* EXERCISE AIM *
Show only those lines of the entries where the string "screenshot" is found.

── MATERIALS PROVIDED

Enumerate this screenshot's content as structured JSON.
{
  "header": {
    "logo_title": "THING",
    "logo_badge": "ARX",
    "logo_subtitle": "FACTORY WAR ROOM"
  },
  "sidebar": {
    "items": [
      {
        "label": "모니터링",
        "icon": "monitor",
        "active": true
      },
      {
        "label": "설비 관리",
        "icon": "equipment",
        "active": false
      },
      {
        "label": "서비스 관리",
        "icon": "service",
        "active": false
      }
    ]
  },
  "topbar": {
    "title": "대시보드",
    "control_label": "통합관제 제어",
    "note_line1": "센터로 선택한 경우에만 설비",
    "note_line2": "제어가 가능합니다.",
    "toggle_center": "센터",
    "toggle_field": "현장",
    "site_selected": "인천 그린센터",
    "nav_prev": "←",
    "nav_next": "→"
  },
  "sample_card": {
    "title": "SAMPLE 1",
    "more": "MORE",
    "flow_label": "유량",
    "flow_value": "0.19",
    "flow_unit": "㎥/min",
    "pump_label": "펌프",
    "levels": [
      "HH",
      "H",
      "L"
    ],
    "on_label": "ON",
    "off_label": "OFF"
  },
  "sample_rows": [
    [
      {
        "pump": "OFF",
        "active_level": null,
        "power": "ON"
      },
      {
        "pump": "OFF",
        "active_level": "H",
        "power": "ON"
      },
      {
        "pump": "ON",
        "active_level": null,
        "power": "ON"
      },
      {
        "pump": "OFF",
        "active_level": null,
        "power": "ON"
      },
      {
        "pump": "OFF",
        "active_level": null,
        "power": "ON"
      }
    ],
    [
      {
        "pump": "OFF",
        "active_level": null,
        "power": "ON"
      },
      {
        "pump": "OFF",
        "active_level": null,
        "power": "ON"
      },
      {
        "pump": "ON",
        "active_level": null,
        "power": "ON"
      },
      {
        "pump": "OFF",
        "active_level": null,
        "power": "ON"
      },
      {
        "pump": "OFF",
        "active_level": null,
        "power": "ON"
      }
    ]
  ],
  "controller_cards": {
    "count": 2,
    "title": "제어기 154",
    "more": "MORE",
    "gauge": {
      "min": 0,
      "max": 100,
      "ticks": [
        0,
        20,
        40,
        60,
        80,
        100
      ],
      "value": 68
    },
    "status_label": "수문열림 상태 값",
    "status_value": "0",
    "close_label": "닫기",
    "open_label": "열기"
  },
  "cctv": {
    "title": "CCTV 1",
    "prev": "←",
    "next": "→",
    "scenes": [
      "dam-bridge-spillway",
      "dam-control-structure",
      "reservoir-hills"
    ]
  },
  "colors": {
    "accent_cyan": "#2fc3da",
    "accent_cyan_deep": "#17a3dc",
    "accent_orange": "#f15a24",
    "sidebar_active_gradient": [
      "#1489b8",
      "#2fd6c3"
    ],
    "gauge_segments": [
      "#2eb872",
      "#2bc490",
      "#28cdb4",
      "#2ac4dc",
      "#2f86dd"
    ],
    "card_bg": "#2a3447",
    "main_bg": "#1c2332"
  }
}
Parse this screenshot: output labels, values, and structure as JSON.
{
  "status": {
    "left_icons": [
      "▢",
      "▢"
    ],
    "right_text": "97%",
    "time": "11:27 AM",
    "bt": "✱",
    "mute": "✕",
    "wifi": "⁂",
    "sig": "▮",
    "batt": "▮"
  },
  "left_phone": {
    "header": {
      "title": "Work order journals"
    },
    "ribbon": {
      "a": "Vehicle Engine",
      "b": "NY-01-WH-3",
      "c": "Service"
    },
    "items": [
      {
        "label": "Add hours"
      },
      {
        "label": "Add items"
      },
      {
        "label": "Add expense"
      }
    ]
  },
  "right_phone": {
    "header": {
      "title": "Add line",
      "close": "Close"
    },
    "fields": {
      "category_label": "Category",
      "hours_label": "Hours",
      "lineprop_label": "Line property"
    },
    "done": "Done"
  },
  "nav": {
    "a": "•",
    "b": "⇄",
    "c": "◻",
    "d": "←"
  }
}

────

* SOLUTION BELOW *
Enumerate this screenshot's content as structured JSON.
Parse this screenshot: output labels, values, and structure as JSON.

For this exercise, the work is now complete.